Header

UZH-Logo

Maintenance Infos

The long-term hydrology of East Africa’s water tower: statistical change detection in the watersheds of the Abbay Basin


Gebreyohannis Gebrehiwot, Solomon; Gärdenäs, Annemieke I; Bewket, Woldeamlak; Seibert, Jan; Ilstedt, Ulrik; Bishop, Kevin H (2014). The long-term hydrology of East Africa’s water tower: statistical change detection in the watersheds of the Abbay Basin. Regional Environmental Change, 14(1):321-331.

Abstract

Forty-five years (1960–2004) of hydrological data from 12 watersheds in the Abbay Basin, Ethiopia, were tested for possible trends over the entire time series and differences in medians (step-wise changes) between three sub-periods. The classification of the sub-periods was based on the major political changes in 1975 and 1991. Variables investigated were rainfall (P), total flow (Qt), high flow (Qh), low flow (Ql), low flow index (LFI) and run-off coefficient (C). Data were checked for outliers, errors and homogeneity. Trend was tested after serial and cross-correlation tests. The data for each variable were serially uncorrelated from 1 to 10 lag years. There were five globally significant trends out of 50 test cases and 36 significant step-wise changes out of 180 tests. The majority of the significant changes were watershed specific.
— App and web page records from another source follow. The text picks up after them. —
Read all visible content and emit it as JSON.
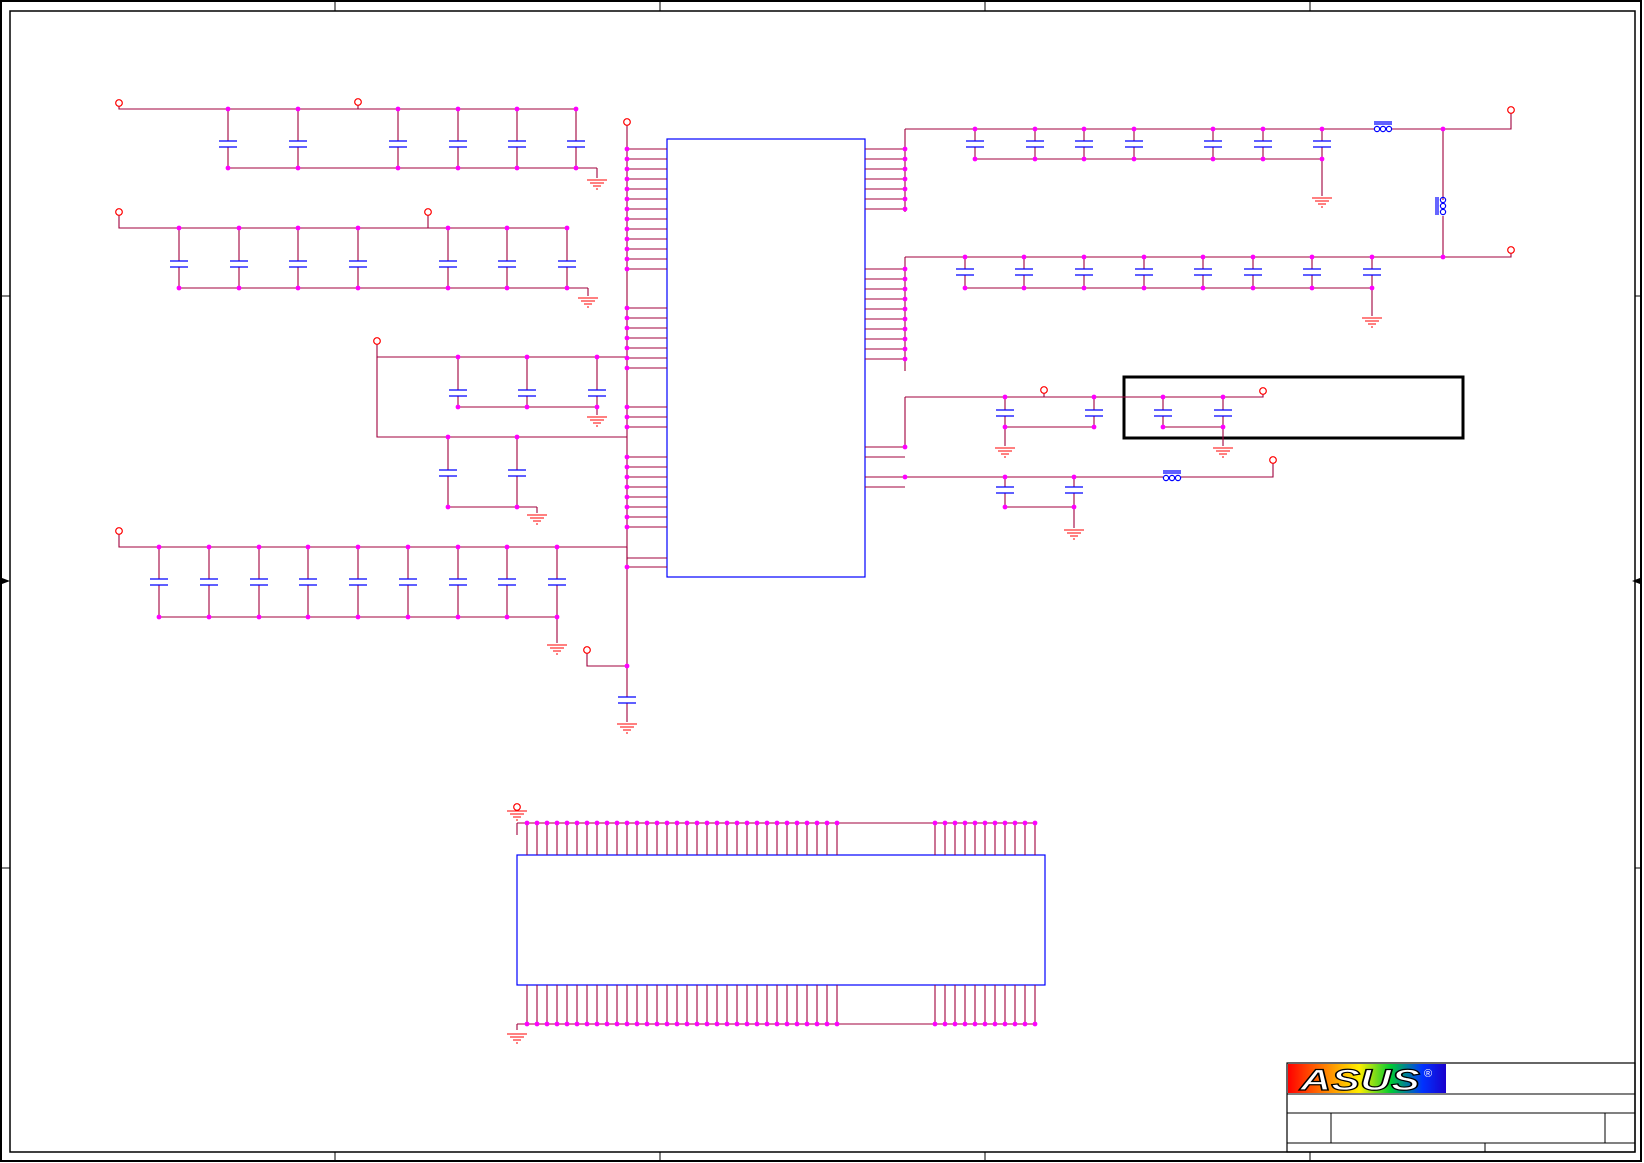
{
  "colors": {
    "wire": "#a0003c",
    "junction": "#ff00ff",
    "component": "#0000ff",
    "power": "#ff0000",
    "ground": "#ff0000",
    "frame": "#000000"
  },
  "title_block": {
    "logo_text": "ASUS",
    "registered_mark": "®"
  },
  "icons": {
    "power_port": "open-circle-icon",
    "ground": "ground-icon",
    "capacitor": "capacitor-icon",
    "inductor": "inductor-coil-icon"
  }
}
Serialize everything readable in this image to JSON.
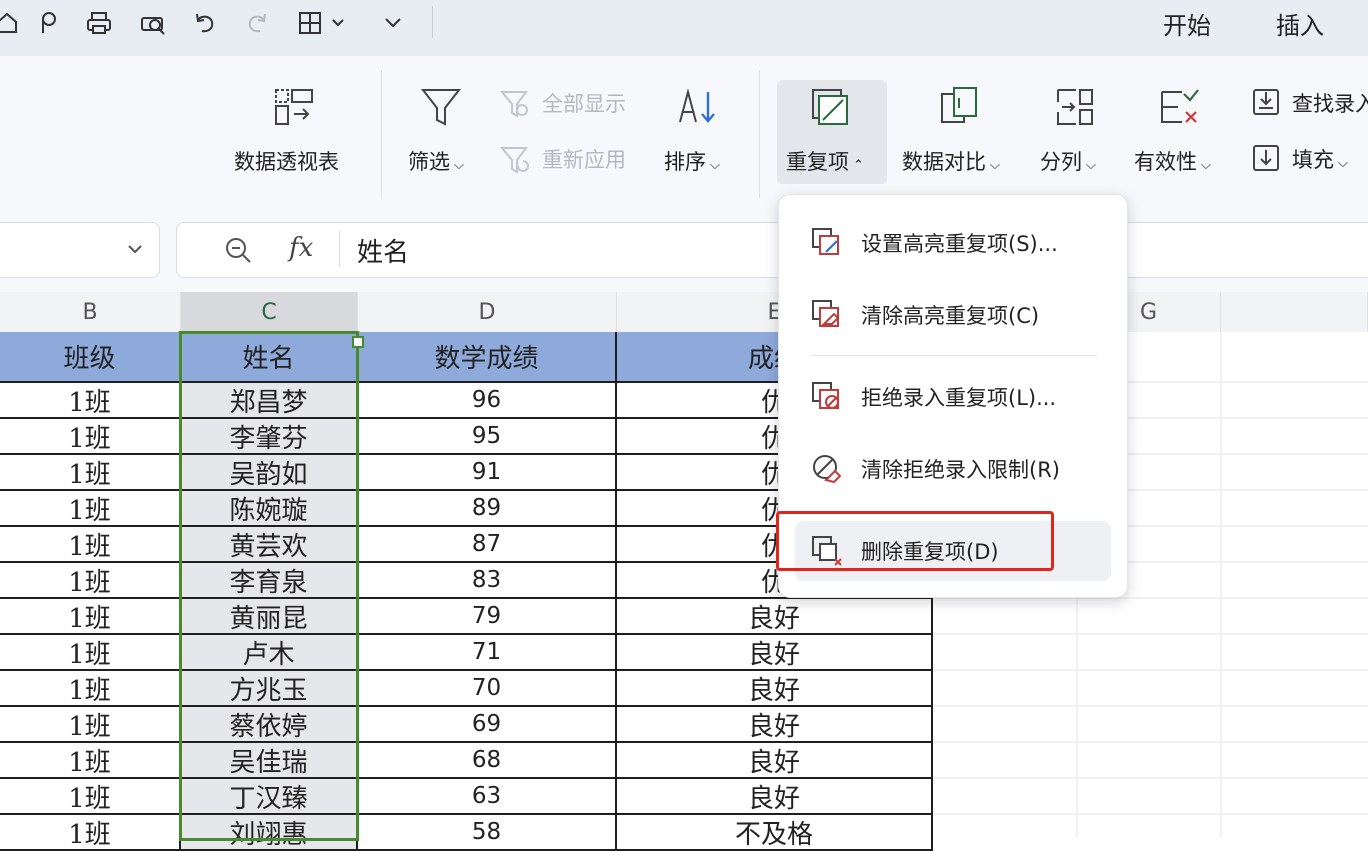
{
  "menu_tabs": [
    "开始",
    "插入"
  ],
  "ribbon": {
    "pivot_label": "数据透视表",
    "filter_label": "筛选",
    "show_all_label": "全部显示",
    "reapply_label": "重新应用",
    "sort_label": "排序",
    "duplicates_label": "重复项",
    "compare_label": "数据对比",
    "split_label": "分列",
    "validity_label": "有效性",
    "lookup_label": "查找录入",
    "fill_label": "填充"
  },
  "formula_bar": {
    "fx_label": "fx",
    "content": "姓名"
  },
  "columns": [
    "B",
    "C",
    "D",
    "E",
    "G"
  ],
  "table": {
    "headers": [
      "班级",
      "姓名",
      "数学成绩",
      "成绩"
    ],
    "rows": [
      [
        "1班",
        "郑昌梦",
        "96",
        "优"
      ],
      [
        "1班",
        "李肇芬",
        "95",
        "优"
      ],
      [
        "1班",
        "吴韵如",
        "91",
        "优"
      ],
      [
        "1班",
        "陈婉璇",
        "89",
        "优"
      ],
      [
        "1班",
        "黄芸欢",
        "87",
        "优"
      ],
      [
        "1班",
        "李育泉",
        "83",
        "优"
      ],
      [
        "1班",
        "黄丽昆",
        "79",
        "良好"
      ],
      [
        "1班",
        "卢木",
        "71",
        "良好"
      ],
      [
        "1班",
        "方兆玉",
        "70",
        "良好"
      ],
      [
        "1班",
        "蔡依婷",
        "69",
        "良好"
      ],
      [
        "1班",
        "吴佳瑞",
        "68",
        "良好"
      ],
      [
        "1班",
        "丁汉臻",
        "63",
        "良好"
      ],
      [
        "1班",
        "刘翊惠",
        "58",
        "不及格"
      ]
    ]
  },
  "dropdown": {
    "items": [
      "设置高亮重复项(S)...",
      "清除高亮重复项(C)",
      "拒绝录入重复项(L)...",
      "清除拒绝录入限制(R)",
      "删除重复项(D)"
    ]
  },
  "colors": {
    "header_fill": "#8eaadb",
    "selection_border": "#4a8a2e",
    "highlight_box": "#e0261c",
    "accent": "#2b6a3a"
  }
}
Run-off coefficient was the single variable showing a consistently increasing trend and stood for ca. 25 % of the total significant trends and step-wise changes. Half of these changes occurred after 1991. We concluded that despite the land use policy changes in 1975 and 1991, as well as the long-term soil degradation, the hydrological regime was quite stable over the 45-year period, with the exception of an increase in the run-off coefficient in the latter part of the run-off record in some watersheds.

Abstract

Forty-five years (1960–2004) of hydrological data from 12 watersheds in the Abbay Basin, Ethiopia, were tested for possible trends over the entire time series and differences in medians (step-wise changes) between three sub-periods. The classification of the sub-periods was based on the major political changes in 1975 and 1991. Variables investigated were rainfall (P), total flow (Qt), high flow (Qh), low flow (Ql), low flow index (LFI) and run-off coefficient (C). Data were checked for outliers, errors and homogeneity. Trend was tested after serial and cross-correlation tests. The data for each variable were serially uncorrelated from 1 to 10 lag years. There were five globally significant trends out of 50 test cases and 36 significant step-wise changes out of 180 tests. The majority of the significant changes were watershed specific. Run-off coefficient was the single variable showing a consistently increasing trend and stood for ca. 25 % of the total significant trends and step-wise changes. Half of these changes occurred after 1991. We concluded that despite the land use policy changes in 1975 and 1991, as well as the long-term soil degradation, the hydrological regime was quite stable over the 45-year period, with the exception of an increase in the run-off coefficient in the latter part of the run-off record in some watersheds.

Statistics

Citations

3 citations in Web of Science®
4 citations in Scopus®
Google Scholar™

Altmetrics

Downloads

2 downloads since deposited on 16 Dec 2013
0 downloads since 12 months
Detailed statistics

Additional indexing

Item Type:Journal Article, refereed, original work
Communities & Collections:07 Faculty of Science > Institute of Geography
Dewey Decimal Classification:910 Geography & travel
Language:English
Date:2014
Deposited On:16 Dec 2013 13:27
Last Modified:05 Apr 2016 17:14
Publisher:Springer
ISSN:1436-3798
Publisher DOI:https://doi.org/10.1007/s10113-013-0491-x

Download

Preview Icon on Download
Content: Published Version
Language: English
Filetype: PDF - Registered users only
Size: 933kB
View at publisher

TrendTerms

TrendTerms displays relevant terms of the abstract of this publication and related documents on a map. The terms and their relations were extracted from ZORA using word statistics. Their timelines are taken from ZORA as well. The bubble size of a term is proportional to the number of documents where the term occurs. Red, orange, yellow and green colors are used for terms that occur in the current document; red indicates high interlinkedness of a term with other terms, orange, yellow and green decreasing interlinkedness. Blue is used for terms that have a relation with the terms in this document, but occur in other documents.
You can navigate and zoom the map. Mouse-hovering a term displays its timeline, clicking it yields the associated documents.

Author Collaborations